**App and web page records:**
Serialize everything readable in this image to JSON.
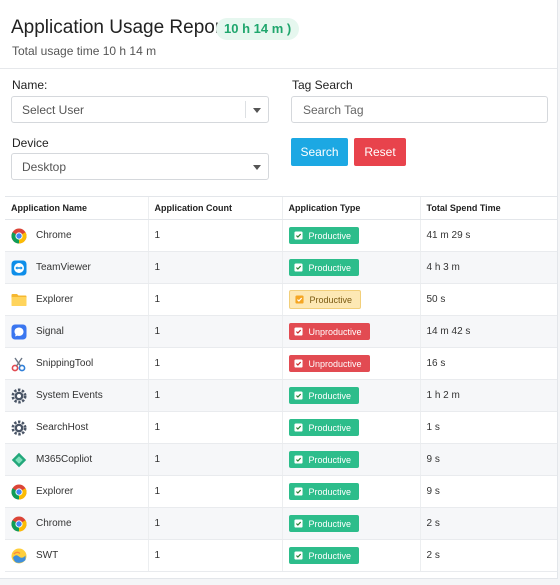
{
  "header": {
    "title": "Application Usage Report",
    "badge": "10 h 14 m )",
    "subtitle": "Total usage time 10 h 14 m"
  },
  "filters": {
    "name_label": "Name:",
    "name_value": "Select User",
    "device_label": "Device",
    "device_value": "Desktop",
    "tag_label": "Tag Search",
    "tag_placeholder": "Search Tag",
    "search_button": "Search",
    "reset_button": "Reset"
  },
  "table": {
    "headers": [
      "Application Name",
      "Application Count",
      "Application Type",
      "Total Spend Time"
    ],
    "rows": [
      {
        "name": "Chrome",
        "count": "1",
        "type": "Productive",
        "status": "productive",
        "time": "41 m 29 s",
        "icon": "chrome-icon"
      },
      {
        "name": "TeamViewer",
        "count": "1",
        "type": "Productive",
        "status": "productive",
        "time": "4 h 3 m",
        "icon": "teamviewer-icon"
      },
      {
        "name": "Explorer",
        "count": "1",
        "type": "Productive",
        "status": "neutral",
        "time": "50 s",
        "icon": "folder-icon"
      },
      {
        "name": "Signal",
        "count": "1",
        "type": "Unproductive",
        "status": "unproductive",
        "time": "14 m 42 s",
        "icon": "signal-icon"
      },
      {
        "name": "SnippingTool",
        "count": "1",
        "type": "Unproductive",
        "status": "unproductive",
        "time": "16 s",
        "icon": "snipping-tool-icon"
      },
      {
        "name": "System Events",
        "count": "1",
        "type": "Productive",
        "status": "productive",
        "time": "1 h 2 m",
        "icon": "gear-icon"
      },
      {
        "name": "SearchHost",
        "count": "1",
        "type": "Productive",
        "status": "productive",
        "time": "1 s",
        "icon": "gear-icon"
      },
      {
        "name": "M365Copliot",
        "count": "1",
        "type": "Productive",
        "status": "productive",
        "time": "9 s",
        "icon": "copilot-icon"
      },
      {
        "name": "Explorer",
        "count": "1",
        "type": "Productive",
        "status": "productive",
        "time": "9 s",
        "icon": "chrome-icon"
      },
      {
        "name": "Chrome",
        "count": "1",
        "type": "Productive",
        "status": "productive",
        "time": "2 s",
        "icon": "chrome-icon"
      },
      {
        "name": "SWT",
        "count": "1",
        "type": "Productive",
        "status": "productive",
        "time": "2 s",
        "icon": "swt-icon"
      }
    ]
  },
  "colors": {
    "productive": "#2dbd8b",
    "unproductive": "#e24b52",
    "neutral": "#fde8b4",
    "search_button": "#1ca8e3",
    "reset_button": "#e8434c",
    "badge_text": "#1fa66d"
  }
}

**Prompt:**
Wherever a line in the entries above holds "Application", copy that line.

**Output of the exercise:**
    "title": "Application Usage Report",
      "Application Name",
      "Application Count",
      "Application Type",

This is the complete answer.